“Oh, yeah?” Lila couldn’t think of anything smart to say and looked to Ian. “Do something,” she muttered.
“What? He has a gun,” Ian replied in a low voice.
Joe pushed past the two of them and appeared to trip directly into Charlie, knocking the man’s AK-47 to the side. “Oops,” Joe said, slamming his elbow into the man’s nose, causing it to spurt blood like a faucet. Charlie dropped his rifle, clamping both hands to his nose, eyes streaming with tears. Joe took advantage of the man’s position to kick him in the head with his heavy boot. The man dropped like a rock.
Ian picked up the AK-47, removed the magazine and then ejected the already chambered round. Throwing the AK-47 as far as he could to the left, he then pitched the magazine and round off into the distance to the right.
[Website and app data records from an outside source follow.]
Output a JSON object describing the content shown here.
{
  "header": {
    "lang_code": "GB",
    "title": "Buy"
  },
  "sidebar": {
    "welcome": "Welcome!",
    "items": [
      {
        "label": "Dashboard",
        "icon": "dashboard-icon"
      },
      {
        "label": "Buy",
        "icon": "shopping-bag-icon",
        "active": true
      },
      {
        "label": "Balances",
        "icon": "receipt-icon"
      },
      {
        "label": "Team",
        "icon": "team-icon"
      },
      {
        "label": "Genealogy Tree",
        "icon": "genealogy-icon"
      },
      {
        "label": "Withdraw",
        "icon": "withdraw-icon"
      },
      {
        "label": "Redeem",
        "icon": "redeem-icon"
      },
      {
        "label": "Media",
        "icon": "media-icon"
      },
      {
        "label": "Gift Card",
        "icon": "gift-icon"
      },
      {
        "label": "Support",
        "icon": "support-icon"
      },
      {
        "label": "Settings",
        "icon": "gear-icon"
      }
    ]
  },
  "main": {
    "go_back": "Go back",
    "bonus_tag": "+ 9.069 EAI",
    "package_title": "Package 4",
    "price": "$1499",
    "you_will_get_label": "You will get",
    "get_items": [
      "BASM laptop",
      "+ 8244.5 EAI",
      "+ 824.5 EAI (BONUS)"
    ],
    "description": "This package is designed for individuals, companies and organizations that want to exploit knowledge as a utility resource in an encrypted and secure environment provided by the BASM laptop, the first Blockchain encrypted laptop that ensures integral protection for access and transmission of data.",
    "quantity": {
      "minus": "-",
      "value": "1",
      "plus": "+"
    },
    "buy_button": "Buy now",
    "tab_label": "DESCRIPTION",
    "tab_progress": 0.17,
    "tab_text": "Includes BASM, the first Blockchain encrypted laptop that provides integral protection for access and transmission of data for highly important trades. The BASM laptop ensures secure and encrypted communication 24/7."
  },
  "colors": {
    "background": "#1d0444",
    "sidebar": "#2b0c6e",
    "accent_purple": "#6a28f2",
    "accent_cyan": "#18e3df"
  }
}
“All right then,” Lila said, a little shocked. “Who’s going to fly the plane? I hope that wasn’t the pilot.” She gestured to the man lying on the ground and oozing blood.
“You do realize that Joe and I are pilots,” Ian said as they clambered on board the plane.
“Helicopter pilots. Even I know it’s not the same thing,” Lila said sarcastically.
Lila nearly fell headlong as her foot caught on an object on the floor. A man lay bound and gagged. “I’m assuming this is the pilot?” She asked hand braced above him. The man nodded.
The plane was already taxiing down the runway with Ian and Joe at the controls, when Lila helped the pilot sit up and climb into one of the passenger seats where he could take a moment to regain his composure.
Joe contacted what passed for a control tower and then cut the radio as a series of shouts in Russian could be heard squawking from the headphones. “Can’t hear you!” Joe yelled before pulling off the headset.
“Whew, glad to be in the air,” he said.
“What if they did something to the plane?” Lila asked worriedly.
“Then it will be a short flight,” Ian said mildly.
“Doesn’t anything ever worry you?”
“Not really. If it’s good, it’s good. If not, we’ll deal.”
They arrived safely in Magadan, and caught their onward flights. Almost thirty-six hours later, the taxi pulled up in front of their place and Ian and Lila crawled stiffly out.
“What a journey,” Lila groaned. “I think I need a bath.”
“I think you do too,” Ian agreed.
Lila rolled her eyes, too tired to respond.
As she unlocked the door, she could hear imperious meows emanating from behind it.
“Pearson!” she called out happily, carefully opening the door to keep from squishing him behind it.
Ian and Lila stretched out on the couch, Pearson nestled in beside them purring. Lila idly petted his fur. “I’m glad that the cat sitter left us a pumpkin, that was really nice of her.”
“Very seasonal,” Ian concurred sleepily, his eyes half shut and the reflected light from the candles burning inside the pumpkin dancing across his face.
Lila turned her head to gaze at him. “Happy Halloween.”
“To you too.” He smiled.
Lila snuggled in to enjoy the glow from the pumpkin. “It’s nice to be home.”